• [Assignment]: Using the data below, set down every line from the one containing "Transcribe this image's" through the one containing "Serialize everything readable", inclusive and unchanged. Pictures are to be skipped.

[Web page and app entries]
================
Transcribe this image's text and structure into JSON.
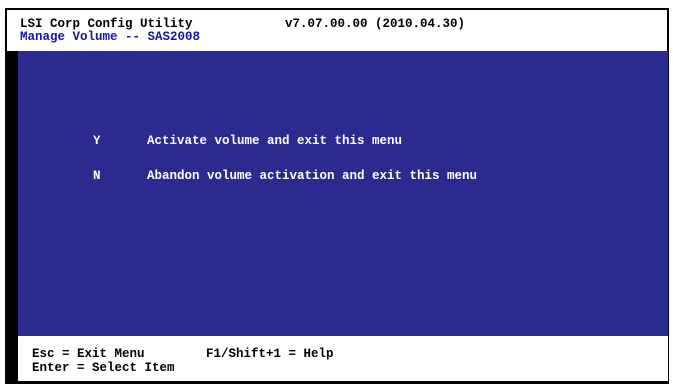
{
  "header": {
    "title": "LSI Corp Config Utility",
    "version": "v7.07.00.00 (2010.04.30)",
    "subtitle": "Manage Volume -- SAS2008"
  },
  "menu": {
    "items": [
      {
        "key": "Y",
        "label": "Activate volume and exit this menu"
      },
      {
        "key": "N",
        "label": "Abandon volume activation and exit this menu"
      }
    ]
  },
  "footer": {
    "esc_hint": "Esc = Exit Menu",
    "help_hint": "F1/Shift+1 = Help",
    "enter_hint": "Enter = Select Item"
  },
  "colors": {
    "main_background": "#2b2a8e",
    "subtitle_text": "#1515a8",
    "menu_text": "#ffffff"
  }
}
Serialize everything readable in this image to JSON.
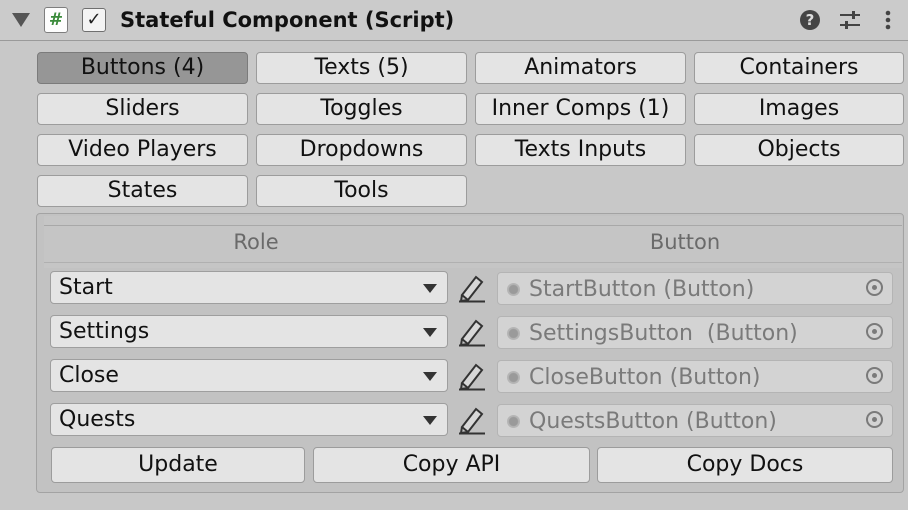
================
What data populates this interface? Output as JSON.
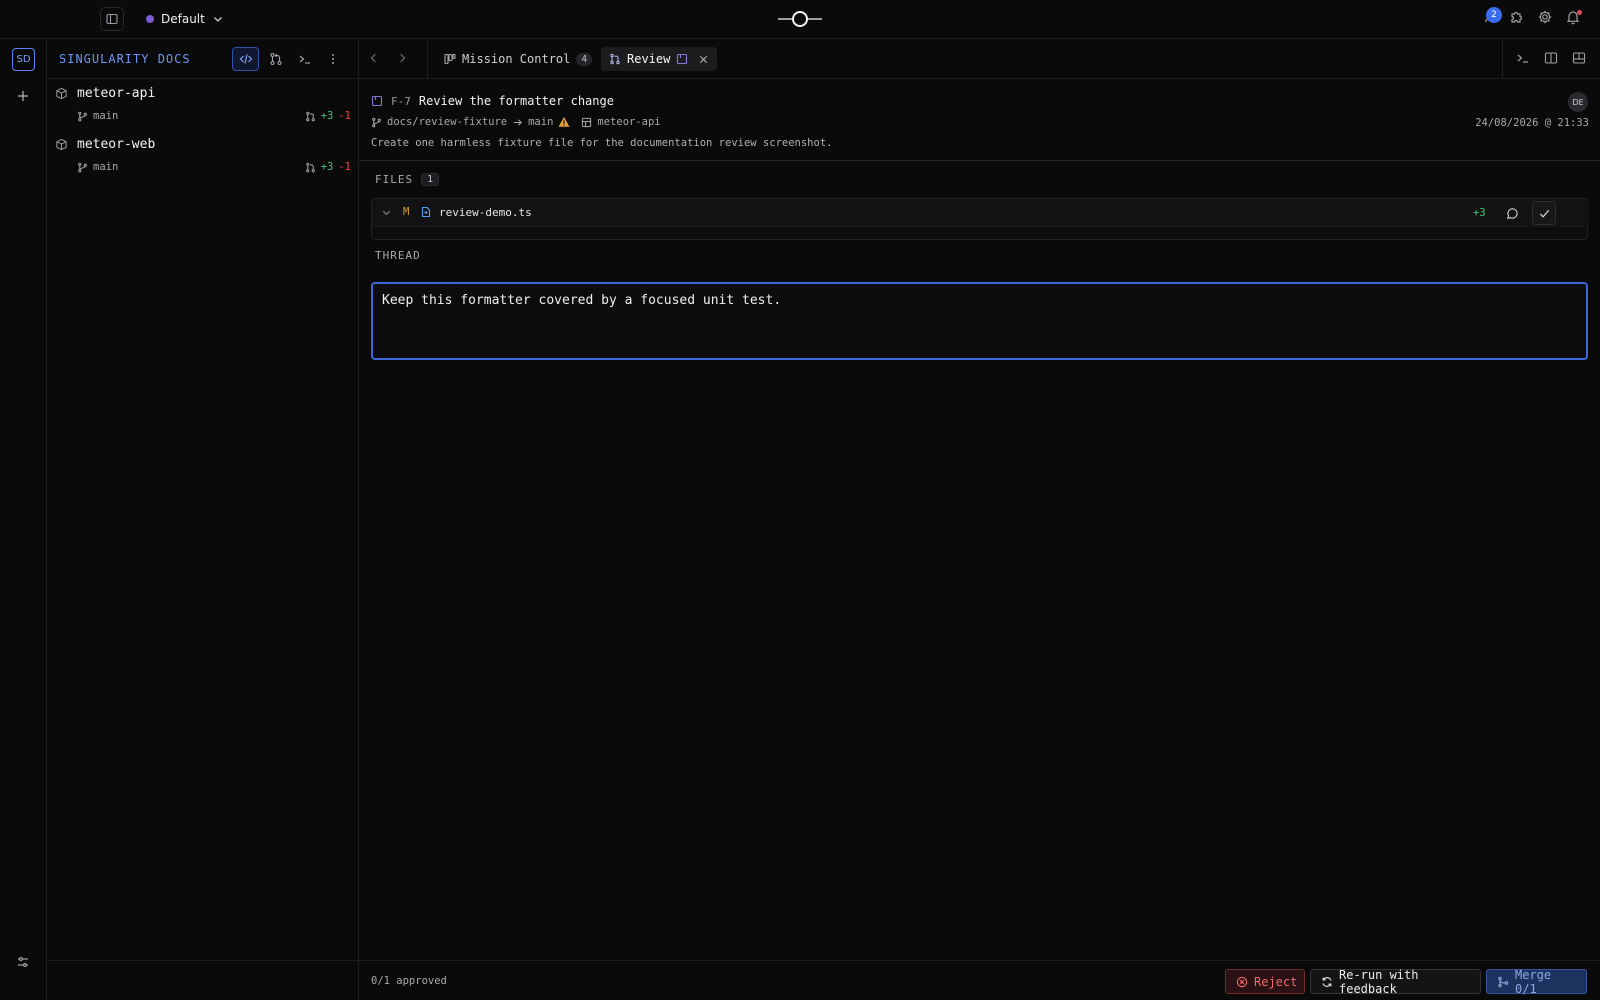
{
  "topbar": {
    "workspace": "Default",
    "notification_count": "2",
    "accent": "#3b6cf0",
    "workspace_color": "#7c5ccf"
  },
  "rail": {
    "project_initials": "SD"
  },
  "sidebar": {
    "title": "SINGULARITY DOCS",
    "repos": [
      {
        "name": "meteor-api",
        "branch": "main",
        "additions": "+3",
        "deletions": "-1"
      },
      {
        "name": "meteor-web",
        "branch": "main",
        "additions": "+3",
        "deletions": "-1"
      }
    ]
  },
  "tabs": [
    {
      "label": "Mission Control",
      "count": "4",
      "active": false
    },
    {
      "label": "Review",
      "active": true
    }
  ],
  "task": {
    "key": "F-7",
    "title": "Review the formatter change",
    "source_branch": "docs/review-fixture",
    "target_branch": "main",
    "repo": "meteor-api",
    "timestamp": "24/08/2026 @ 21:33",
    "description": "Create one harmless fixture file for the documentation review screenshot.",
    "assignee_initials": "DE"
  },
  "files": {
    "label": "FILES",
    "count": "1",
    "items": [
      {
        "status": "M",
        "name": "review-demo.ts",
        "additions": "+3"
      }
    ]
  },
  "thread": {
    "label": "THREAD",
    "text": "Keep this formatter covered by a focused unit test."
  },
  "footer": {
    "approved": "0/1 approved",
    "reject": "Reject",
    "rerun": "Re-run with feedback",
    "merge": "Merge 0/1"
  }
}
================
• [The answer]:
Transcribe this image's text and structure into JSON.
{
  "header": {
    "title": "LSI Corp Config Utility",
    "version": "v7.07.00.00 (2010.04.30)",
    "subtitle": "Manage Volume -- SAS2008"
  },
  "menu": {
    "items": [
      {
        "key": "Y",
        "label": "Activate volume and exit this menu"
      },
      {
        "key": "N",
        "label": "Abandon volume activation and exit this menu"
      }
    ]
  },
  "footer": {
    "esc_hint": "Esc = Exit Menu",
    "help_hint": "F1/Shift+1 = Help",
    "enter_hint": "Enter = Select Item"
  },
  "colors": {
    "main_background": "#2b2a8e",
    "subtitle_text": "#1515a8",
    "menu_text": "#ffffff"
  }
}
Serialize everything readable in this image to JSON.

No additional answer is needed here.